TASK ITEM — Word for word, retype every record in the listing.

SUPPLIED DATA —

---

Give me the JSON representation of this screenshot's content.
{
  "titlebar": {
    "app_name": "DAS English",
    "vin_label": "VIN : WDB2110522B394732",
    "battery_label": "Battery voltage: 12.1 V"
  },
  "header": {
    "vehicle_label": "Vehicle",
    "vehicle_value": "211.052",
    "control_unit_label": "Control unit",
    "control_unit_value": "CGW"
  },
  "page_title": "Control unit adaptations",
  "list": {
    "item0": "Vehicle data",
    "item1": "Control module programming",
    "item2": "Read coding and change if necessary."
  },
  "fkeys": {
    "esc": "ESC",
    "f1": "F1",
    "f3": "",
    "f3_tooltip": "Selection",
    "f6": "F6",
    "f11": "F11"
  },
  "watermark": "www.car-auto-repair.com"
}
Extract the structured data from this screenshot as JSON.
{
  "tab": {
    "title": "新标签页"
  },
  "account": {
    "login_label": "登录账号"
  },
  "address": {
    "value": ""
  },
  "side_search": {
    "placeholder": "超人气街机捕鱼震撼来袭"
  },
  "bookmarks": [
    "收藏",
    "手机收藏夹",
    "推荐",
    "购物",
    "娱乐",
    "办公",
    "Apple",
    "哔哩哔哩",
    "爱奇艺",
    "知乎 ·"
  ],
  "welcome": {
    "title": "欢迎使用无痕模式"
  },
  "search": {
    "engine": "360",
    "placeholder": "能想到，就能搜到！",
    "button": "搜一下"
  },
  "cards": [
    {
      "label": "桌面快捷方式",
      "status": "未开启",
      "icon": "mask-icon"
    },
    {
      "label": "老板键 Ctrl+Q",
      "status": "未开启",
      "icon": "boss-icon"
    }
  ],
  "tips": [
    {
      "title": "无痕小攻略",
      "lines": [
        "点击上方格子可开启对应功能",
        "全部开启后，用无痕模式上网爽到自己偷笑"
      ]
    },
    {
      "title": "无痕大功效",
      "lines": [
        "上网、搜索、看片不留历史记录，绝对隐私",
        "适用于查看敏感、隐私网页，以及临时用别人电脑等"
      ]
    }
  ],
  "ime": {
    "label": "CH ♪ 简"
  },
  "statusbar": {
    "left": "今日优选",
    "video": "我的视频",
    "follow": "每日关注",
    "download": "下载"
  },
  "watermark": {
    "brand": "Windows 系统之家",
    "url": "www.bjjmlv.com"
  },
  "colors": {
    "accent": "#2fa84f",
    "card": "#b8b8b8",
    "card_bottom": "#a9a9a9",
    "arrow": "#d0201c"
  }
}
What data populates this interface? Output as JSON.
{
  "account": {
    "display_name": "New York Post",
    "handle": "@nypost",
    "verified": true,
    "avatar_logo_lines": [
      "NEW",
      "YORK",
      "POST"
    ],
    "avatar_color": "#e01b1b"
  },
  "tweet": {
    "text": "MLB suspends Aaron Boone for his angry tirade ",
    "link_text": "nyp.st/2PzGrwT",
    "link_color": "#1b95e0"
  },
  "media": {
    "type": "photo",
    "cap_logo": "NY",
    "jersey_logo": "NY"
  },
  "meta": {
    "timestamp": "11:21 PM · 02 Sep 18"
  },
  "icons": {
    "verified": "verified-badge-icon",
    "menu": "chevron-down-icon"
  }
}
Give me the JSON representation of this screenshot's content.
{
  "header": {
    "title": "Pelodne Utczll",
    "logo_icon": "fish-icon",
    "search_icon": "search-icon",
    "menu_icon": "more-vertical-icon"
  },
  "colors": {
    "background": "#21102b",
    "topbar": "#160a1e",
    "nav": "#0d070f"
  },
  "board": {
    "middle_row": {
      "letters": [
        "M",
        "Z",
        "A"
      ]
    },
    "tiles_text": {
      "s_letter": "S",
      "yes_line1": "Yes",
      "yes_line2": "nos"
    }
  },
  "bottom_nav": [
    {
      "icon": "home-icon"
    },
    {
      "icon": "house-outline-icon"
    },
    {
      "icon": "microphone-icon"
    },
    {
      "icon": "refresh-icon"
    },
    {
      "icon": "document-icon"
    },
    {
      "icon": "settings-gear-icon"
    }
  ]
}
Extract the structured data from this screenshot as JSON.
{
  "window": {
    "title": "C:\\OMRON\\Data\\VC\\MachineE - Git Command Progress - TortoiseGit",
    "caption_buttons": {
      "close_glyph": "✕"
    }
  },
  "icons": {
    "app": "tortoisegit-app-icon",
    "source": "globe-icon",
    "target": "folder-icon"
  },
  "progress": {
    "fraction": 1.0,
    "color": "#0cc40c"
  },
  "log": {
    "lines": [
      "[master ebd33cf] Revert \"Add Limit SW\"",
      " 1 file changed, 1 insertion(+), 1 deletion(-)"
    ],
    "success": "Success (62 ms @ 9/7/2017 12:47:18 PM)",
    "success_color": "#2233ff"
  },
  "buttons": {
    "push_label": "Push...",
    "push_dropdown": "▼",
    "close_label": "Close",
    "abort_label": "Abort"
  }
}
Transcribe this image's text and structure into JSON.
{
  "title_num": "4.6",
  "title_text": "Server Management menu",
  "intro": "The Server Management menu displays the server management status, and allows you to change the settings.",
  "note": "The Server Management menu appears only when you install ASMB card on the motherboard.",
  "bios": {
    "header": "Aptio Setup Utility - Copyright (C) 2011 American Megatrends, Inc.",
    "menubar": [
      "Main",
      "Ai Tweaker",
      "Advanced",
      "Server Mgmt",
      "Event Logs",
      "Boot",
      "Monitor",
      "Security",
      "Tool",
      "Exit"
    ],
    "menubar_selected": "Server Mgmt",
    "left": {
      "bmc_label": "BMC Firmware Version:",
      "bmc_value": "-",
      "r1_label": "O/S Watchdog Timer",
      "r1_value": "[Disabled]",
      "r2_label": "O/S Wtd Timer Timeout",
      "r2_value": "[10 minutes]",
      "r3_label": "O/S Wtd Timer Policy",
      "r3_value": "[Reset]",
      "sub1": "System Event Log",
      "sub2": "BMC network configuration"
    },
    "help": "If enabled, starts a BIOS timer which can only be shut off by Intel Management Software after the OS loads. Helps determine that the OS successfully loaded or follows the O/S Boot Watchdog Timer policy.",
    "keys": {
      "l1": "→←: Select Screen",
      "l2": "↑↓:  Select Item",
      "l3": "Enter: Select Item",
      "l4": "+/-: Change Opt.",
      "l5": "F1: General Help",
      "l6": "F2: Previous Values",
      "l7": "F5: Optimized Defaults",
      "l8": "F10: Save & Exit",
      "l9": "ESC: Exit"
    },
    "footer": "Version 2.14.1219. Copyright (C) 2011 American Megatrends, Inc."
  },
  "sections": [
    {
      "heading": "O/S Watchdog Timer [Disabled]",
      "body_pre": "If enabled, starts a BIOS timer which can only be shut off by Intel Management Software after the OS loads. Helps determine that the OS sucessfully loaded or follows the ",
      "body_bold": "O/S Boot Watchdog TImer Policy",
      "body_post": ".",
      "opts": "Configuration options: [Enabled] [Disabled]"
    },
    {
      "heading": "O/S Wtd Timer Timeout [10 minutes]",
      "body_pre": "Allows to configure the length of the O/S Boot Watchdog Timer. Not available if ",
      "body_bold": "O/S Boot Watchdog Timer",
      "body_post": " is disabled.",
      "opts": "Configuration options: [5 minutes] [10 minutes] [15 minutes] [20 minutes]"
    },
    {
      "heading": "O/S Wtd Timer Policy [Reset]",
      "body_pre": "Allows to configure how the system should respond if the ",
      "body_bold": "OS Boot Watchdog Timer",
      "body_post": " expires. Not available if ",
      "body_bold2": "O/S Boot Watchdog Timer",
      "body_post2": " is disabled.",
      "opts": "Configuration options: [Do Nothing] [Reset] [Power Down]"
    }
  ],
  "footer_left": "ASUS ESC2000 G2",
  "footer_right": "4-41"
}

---

RESPONSE AREA —
Give me the JSON representation of this screenshot's content.
{
  "titlebar": {
    "app_name": "DAS English",
    "vin_label": "VIN : WDB2110522B394732",
    "battery_label": "Battery voltage: 12.1 V"
  },
  "header": {
    "vehicle_label": "Vehicle",
    "vehicle_value": "211.052",
    "control_unit_label": "Control unit",
    "control_unit_value": "CGW"
  },
  "page_title": "Control unit adaptations",
  "list": {
    "item0": "Vehicle data",
    "item1": "Control module programming",
    "item2": "Read coding and change if necessary."
  },
  "fkeys": {
    "esc": "ESC",
    "f1": "F1",
    "f3": "",
    "f3_tooltip": "Selection",
    "f6": "F6",
    "f11": "F11"
  },
  "watermark": "www.car-auto-repair.com"
}
Extract the structured data from this screenshot as JSON.
{
  "tab": {
    "title": "新标签页"
  },
  "account": {
    "login_label": "登录账号"
  },
  "address": {
    "value": ""
  },
  "side_search": {
    "placeholder": "超人气街机捕鱼震撼来袭"
  },
  "bookmarks": [
    "收藏",
    "手机收藏夹",
    "推荐",
    "购物",
    "娱乐",
    "办公",
    "Apple",
    "哔哩哔哩",
    "爱奇艺",
    "知乎 ·"
  ],
  "welcome": {
    "title": "欢迎使用无痕模式"
  },
  "search": {
    "engine": "360",
    "placeholder": "能想到，就能搜到！",
    "button": "搜一下"
  },
  "cards": [
    {
      "label": "桌面快捷方式",
      "status": "未开启",
      "icon": "mask-icon"
    },
    {
      "label": "老板键 Ctrl+Q",
      "status": "未开启",
      "icon": "boss-icon"
    }
  ],
  "tips": [
    {
      "title": "无痕小攻略",
      "lines": [
        "点击上方格子可开启对应功能",
        "全部开启后，用无痕模式上网爽到自己偷笑"
      ]
    },
    {
      "title": "无痕大功效",
      "lines": [
        "上网、搜索、看片不留历史记录，绝对隐私",
        "适用于查看敏感、隐私网页，以及临时用别人电脑等"
      ]
    }
  ],
  "ime": {
    "label": "CH ♪ 简"
  },
  "statusbar": {
    "left": "今日优选",
    "video": "我的视频",
    "follow": "每日关注",
    "download": "下载"
  },
  "watermark": {
    "brand": "Windows 系统之家",
    "url": "www.bjjmlv.com"
  },
  "colors": {
    "accent": "#2fa84f",
    "card": "#b8b8b8",
    "card_bottom": "#a9a9a9",
    "arrow": "#d0201c"
  }
}
What data populates this interface? Output as JSON.
{
  "account": {
    "display_name": "New York Post",
    "handle": "@nypost",
    "verified": true,
    "avatar_logo_lines": [
      "NEW",
      "YORK",
      "POST"
    ],
    "avatar_color": "#e01b1b"
  },
  "tweet": {
    "text": "MLB suspends Aaron Boone for his angry tirade ",
    "link_text": "nyp.st/2PzGrwT",
    "link_color": "#1b95e0"
  },
  "media": {
    "type": "photo",
    "cap_logo": "NY",
    "jersey_logo": "NY"
  },
  "meta": {
    "timestamp": "11:21 PM · 02 Sep 18"
  },
  "icons": {
    "verified": "verified-badge-icon",
    "menu": "chevron-down-icon"
  }
}
Give me the JSON representation of this screenshot's content.
{
  "header": {
    "title": "Pelodne Utczll",
    "logo_icon": "fish-icon",
    "search_icon": "search-icon",
    "menu_icon": "more-vertical-icon"
  },
  "colors": {
    "background": "#21102b",
    "topbar": "#160a1e",
    "nav": "#0d070f"
  },
  "board": {
    "middle_row": {
      "letters": [
        "M",
        "Z",
        "A"
      ]
    },
    "tiles_text": {
      "s_letter": "S",
      "yes_line1": "Yes",
      "yes_line2": "nos"
    }
  },
  "bottom_nav": [
    {
      "icon": "home-icon"
    },
    {
      "icon": "house-outline-icon"
    },
    {
      "icon": "microphone-icon"
    },
    {
      "icon": "refresh-icon"
    },
    {
      "icon": "document-icon"
    },
    {
      "icon": "settings-gear-icon"
    }
  ]
}
Extract the structured data from this screenshot as JSON.
{
  "window": {
    "title": "C:\\OMRON\\Data\\VC\\MachineE - Git Command Progress - TortoiseGit",
    "caption_buttons": {
      "close_glyph": "✕"
    }
  },
  "icons": {
    "app": "tortoisegit-app-icon",
    "source": "globe-icon",
    "target": "folder-icon"
  },
  "progress": {
    "fraction": 1.0,
    "color": "#0cc40c"
  },
  "log": {
    "lines": [
      "[master ebd33cf] Revert \"Add Limit SW\"",
      " 1 file changed, 1 insertion(+), 1 deletion(-)"
    ],
    "success": "Success (62 ms @ 9/7/2017 12:47:18 PM)",
    "success_color": "#2233ff"
  },
  "buttons": {
    "push_label": "Push...",
    "push_dropdown": "▼",
    "close_label": "Close",
    "abort_label": "Abort"
  }
}
Transcribe this image's text and structure into JSON.
{
  "title_num": "4.6",
  "title_text": "Server Management menu",
  "intro": "The Server Management menu displays the server management status, and allows you to change the settings.",
  "note": "The Server Management menu appears only when you install ASMB card on the motherboard.",
  "bios": {
    "header": "Aptio Setup Utility - Copyright (C) 2011 American Megatrends, Inc.",
    "menubar": [
      "Main",
      "Ai Tweaker",
      "Advanced",
      "Server Mgmt",
      "Event Logs",
      "Boot",
      "Monitor",
      "Security",
      "Tool",
      "Exit"
    ],
    "menubar_selected": "Server Mgmt",
    "left": {
      "bmc_label": "BMC Firmware Version:",
      "bmc_value": "-",
      "r1_label": "O/S Watchdog Timer",
      "r1_value": "[Disabled]",
      "r2_label": "O/S Wtd Timer Timeout",
      "r2_value": "[10 minutes]",
      "r3_label": "O/S Wtd Timer Policy",
      "r3_value": "[Reset]",
      "sub1": "System Event Log",
      "sub2": "BMC network configuration"
    },
    "help": "If enabled, starts a BIOS timer which can only be shut off by Intel Management Software after the OS loads. Helps determine that the OS successfully loaded or follows the O/S Boot Watchdog Timer policy.",
    "keys": {
      "l1": "→←: Select Screen",
      "l2": "↑↓:  Select Item",
      "l3": "Enter: Select Item",
      "l4": "+/-: Change Opt.",
      "l5": "F1: General Help",
      "l6": "F2: Previous Values",
      "l7": "F5: Optimized Defaults",
      "l8": "F10: Save & Exit",
      "l9": "ESC: Exit"
    },
    "footer": "Version 2.14.1219. Copyright (C) 2011 American Megatrends, Inc."
  },
  "sections": [
    {
      "heading": "O/S Watchdog Timer [Disabled]",
      "body_pre": "If enabled, starts a BIOS timer which can only be shut off by Intel Management Software after the OS loads. Helps determine that the OS sucessfully loaded or follows the ",
      "body_bold": "O/S Boot Watchdog TImer Policy",
      "body_post": ".",
      "opts": "Configuration options: [Enabled] [Disabled]"
    },
    {
      "heading": "O/S Wtd Timer Timeout [10 minutes]",
      "body_pre": "Allows to configure the length of the O/S Boot Watchdog Timer. Not available if ",
      "body_bold": "O/S Boot Watchdog Timer",
      "body_post": " is disabled.",
      "opts": "Configuration options: [5 minutes] [10 minutes] [15 minutes] [20 minutes]"
    },
    {
      "heading": "O/S Wtd Timer Policy [Reset]",
      "body_pre": "Allows to configure how the system should respond if the ",
      "body_bold": "OS Boot Watchdog Timer",
      "body_post": " expires. Not available if ",
      "body_bold2": "O/S Boot Watchdog Timer",
      "body_post2": " is disabled.",
      "opts": "Configuration options: [Do Nothing] [Reset] [Power Down]"
    }
  ],
  "footer_left": "ASUS ESC2000 G2",
  "footer_right": "4-41"
}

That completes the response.